§ **TASK**: When a line of the entries contains "Плана", please list that line.

Records contained in a dataset:
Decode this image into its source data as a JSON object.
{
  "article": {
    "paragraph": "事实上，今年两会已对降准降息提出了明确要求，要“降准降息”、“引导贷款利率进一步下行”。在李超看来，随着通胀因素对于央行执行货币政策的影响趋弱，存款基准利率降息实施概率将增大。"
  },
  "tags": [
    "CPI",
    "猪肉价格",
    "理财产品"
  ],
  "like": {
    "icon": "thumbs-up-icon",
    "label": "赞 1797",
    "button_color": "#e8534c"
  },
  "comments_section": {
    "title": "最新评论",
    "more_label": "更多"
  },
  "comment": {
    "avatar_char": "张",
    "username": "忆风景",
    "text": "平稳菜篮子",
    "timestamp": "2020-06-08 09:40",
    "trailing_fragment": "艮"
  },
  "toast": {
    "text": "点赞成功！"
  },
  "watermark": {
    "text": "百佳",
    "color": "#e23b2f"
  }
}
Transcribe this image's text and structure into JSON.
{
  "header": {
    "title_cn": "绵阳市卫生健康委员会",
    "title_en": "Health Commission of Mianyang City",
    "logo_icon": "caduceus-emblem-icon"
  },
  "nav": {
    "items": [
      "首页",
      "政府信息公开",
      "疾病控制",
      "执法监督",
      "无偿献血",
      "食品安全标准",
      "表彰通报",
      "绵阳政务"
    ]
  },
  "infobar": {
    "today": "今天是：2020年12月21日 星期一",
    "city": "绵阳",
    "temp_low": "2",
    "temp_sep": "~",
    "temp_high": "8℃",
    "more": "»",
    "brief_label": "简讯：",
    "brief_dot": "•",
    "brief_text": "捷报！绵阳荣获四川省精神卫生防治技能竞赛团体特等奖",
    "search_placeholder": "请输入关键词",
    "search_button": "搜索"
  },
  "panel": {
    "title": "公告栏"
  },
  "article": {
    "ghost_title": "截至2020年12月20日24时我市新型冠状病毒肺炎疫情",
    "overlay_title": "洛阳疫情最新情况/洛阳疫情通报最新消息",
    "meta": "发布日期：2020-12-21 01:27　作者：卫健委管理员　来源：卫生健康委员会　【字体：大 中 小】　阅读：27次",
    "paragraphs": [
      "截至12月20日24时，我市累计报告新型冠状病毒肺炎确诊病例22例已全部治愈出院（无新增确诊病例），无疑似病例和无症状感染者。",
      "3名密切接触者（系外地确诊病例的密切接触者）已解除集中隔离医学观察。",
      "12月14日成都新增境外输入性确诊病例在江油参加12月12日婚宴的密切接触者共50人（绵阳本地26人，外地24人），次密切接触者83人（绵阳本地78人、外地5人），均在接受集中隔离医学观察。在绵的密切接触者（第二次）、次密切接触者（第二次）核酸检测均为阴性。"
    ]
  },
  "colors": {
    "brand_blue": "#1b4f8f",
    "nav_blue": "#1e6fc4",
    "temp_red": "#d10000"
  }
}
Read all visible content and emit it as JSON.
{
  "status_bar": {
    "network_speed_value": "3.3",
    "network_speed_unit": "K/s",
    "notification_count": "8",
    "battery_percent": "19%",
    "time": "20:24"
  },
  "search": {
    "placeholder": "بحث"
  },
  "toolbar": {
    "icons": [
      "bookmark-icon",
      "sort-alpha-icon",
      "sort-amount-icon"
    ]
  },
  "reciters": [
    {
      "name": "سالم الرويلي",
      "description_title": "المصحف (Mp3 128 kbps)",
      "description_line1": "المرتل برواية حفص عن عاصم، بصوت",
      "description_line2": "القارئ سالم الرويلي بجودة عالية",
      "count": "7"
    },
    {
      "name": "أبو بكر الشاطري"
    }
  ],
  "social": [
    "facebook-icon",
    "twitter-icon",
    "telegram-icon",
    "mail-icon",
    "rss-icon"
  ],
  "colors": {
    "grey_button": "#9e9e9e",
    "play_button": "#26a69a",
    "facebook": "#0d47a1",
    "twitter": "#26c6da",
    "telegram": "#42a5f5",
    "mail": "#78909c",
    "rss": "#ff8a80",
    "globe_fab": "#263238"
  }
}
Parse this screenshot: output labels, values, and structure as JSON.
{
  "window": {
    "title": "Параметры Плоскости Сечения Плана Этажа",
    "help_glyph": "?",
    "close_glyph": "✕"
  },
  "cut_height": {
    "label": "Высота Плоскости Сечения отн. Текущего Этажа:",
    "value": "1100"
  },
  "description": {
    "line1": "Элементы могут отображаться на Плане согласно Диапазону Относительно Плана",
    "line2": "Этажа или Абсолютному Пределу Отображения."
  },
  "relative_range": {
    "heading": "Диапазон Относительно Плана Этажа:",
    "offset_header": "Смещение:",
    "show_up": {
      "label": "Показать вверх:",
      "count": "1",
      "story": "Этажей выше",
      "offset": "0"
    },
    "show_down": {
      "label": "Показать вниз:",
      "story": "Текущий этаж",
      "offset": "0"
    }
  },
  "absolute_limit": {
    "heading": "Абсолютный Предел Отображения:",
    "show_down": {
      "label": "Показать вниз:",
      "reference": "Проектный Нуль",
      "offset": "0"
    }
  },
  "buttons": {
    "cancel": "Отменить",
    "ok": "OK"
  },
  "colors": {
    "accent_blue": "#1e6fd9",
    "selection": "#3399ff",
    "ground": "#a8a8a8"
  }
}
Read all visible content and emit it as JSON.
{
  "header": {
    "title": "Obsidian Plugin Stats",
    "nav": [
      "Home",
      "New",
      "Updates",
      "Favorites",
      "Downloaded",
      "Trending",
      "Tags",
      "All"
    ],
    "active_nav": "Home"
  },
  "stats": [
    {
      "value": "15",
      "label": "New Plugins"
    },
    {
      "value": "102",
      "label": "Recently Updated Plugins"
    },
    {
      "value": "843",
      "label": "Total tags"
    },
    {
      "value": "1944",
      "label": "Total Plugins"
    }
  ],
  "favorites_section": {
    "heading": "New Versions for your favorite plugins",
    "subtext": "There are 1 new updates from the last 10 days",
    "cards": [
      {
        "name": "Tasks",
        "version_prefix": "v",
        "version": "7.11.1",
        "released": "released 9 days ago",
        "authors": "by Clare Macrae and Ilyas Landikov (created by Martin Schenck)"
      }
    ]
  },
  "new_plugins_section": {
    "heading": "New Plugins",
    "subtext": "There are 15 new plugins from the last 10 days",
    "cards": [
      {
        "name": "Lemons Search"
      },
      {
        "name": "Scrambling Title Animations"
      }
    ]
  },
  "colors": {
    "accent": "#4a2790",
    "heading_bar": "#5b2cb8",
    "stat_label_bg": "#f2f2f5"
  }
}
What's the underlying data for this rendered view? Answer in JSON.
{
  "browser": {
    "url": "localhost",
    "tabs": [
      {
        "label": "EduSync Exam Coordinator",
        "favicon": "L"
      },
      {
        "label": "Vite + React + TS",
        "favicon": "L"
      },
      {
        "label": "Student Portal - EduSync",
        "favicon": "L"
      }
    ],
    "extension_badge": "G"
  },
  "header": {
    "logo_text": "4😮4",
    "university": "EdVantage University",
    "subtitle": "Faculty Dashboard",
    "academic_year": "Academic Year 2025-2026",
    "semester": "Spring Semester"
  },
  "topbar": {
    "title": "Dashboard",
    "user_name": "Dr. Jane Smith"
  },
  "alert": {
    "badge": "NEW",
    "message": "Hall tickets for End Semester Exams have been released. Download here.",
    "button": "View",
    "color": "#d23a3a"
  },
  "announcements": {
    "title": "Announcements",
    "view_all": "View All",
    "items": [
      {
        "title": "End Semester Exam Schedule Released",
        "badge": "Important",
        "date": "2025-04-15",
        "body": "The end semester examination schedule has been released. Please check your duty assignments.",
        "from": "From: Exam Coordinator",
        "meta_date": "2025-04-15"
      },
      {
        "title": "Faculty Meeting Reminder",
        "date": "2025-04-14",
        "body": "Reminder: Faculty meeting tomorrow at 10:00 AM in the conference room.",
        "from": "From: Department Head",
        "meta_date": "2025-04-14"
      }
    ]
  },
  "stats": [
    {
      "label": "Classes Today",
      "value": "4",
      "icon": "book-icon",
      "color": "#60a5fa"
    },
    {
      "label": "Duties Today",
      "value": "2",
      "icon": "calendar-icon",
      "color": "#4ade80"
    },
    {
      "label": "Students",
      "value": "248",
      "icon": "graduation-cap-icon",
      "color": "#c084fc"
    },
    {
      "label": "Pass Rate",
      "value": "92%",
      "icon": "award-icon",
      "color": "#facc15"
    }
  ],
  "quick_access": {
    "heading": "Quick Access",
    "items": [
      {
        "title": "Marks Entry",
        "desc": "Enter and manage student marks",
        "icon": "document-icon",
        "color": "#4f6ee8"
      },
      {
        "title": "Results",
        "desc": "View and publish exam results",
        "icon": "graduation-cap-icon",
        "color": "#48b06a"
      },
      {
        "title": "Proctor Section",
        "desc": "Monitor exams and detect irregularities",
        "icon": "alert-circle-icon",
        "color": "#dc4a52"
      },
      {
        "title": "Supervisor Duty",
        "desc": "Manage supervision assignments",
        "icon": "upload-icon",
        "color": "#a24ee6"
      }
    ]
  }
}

§ **RESULT**:
    "title": "Параметры Плоскости Сечения Плана Этажа",
    "line1": "Элементы могут отображаться на Плане согласно Диапазону Относительно Плана",
    "heading": "Диапазон Относительно Плана Этажа:",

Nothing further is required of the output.